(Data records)
▶
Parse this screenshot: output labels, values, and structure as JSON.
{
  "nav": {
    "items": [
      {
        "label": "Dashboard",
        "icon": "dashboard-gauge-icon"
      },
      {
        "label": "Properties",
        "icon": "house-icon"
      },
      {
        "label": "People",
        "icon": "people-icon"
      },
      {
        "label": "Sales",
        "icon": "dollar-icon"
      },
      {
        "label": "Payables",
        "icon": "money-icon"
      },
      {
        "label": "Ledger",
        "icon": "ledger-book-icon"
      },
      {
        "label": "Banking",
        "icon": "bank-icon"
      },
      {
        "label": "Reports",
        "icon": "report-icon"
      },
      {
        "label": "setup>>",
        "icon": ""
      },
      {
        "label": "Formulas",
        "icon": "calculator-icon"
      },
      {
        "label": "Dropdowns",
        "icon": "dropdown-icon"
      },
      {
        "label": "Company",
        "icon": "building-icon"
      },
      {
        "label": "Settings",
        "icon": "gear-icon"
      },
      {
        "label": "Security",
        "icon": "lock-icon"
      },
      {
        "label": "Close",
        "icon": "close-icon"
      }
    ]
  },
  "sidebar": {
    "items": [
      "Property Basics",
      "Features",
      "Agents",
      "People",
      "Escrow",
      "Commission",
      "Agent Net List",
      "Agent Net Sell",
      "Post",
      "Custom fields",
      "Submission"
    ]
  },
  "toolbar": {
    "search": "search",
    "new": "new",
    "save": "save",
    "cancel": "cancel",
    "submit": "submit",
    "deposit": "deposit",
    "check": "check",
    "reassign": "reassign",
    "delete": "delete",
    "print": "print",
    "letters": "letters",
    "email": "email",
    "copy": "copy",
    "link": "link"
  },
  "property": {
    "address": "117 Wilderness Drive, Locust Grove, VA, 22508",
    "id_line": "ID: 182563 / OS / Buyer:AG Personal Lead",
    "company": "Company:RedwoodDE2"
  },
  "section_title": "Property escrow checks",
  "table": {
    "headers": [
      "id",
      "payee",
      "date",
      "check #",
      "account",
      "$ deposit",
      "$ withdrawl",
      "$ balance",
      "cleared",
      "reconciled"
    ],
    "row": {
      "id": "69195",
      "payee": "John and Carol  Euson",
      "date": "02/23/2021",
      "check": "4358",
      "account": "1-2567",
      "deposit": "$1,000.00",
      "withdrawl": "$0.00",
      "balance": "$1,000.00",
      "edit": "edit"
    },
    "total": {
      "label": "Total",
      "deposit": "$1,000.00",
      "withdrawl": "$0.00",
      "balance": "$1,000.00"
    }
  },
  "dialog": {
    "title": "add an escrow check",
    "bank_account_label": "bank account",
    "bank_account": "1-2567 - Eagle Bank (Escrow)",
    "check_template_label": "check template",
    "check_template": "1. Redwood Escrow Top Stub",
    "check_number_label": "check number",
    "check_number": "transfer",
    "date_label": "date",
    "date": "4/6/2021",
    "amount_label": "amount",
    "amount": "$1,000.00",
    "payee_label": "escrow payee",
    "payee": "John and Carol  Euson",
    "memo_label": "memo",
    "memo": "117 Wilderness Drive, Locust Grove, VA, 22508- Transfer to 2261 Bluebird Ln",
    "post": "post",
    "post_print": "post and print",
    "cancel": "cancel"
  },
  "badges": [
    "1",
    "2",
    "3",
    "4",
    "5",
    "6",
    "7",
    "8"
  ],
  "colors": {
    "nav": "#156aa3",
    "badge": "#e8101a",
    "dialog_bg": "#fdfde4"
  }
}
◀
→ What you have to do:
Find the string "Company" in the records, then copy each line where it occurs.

→ Output for this exercise:
        "label": "Company",
    "company": "Company:RedwoodDE2"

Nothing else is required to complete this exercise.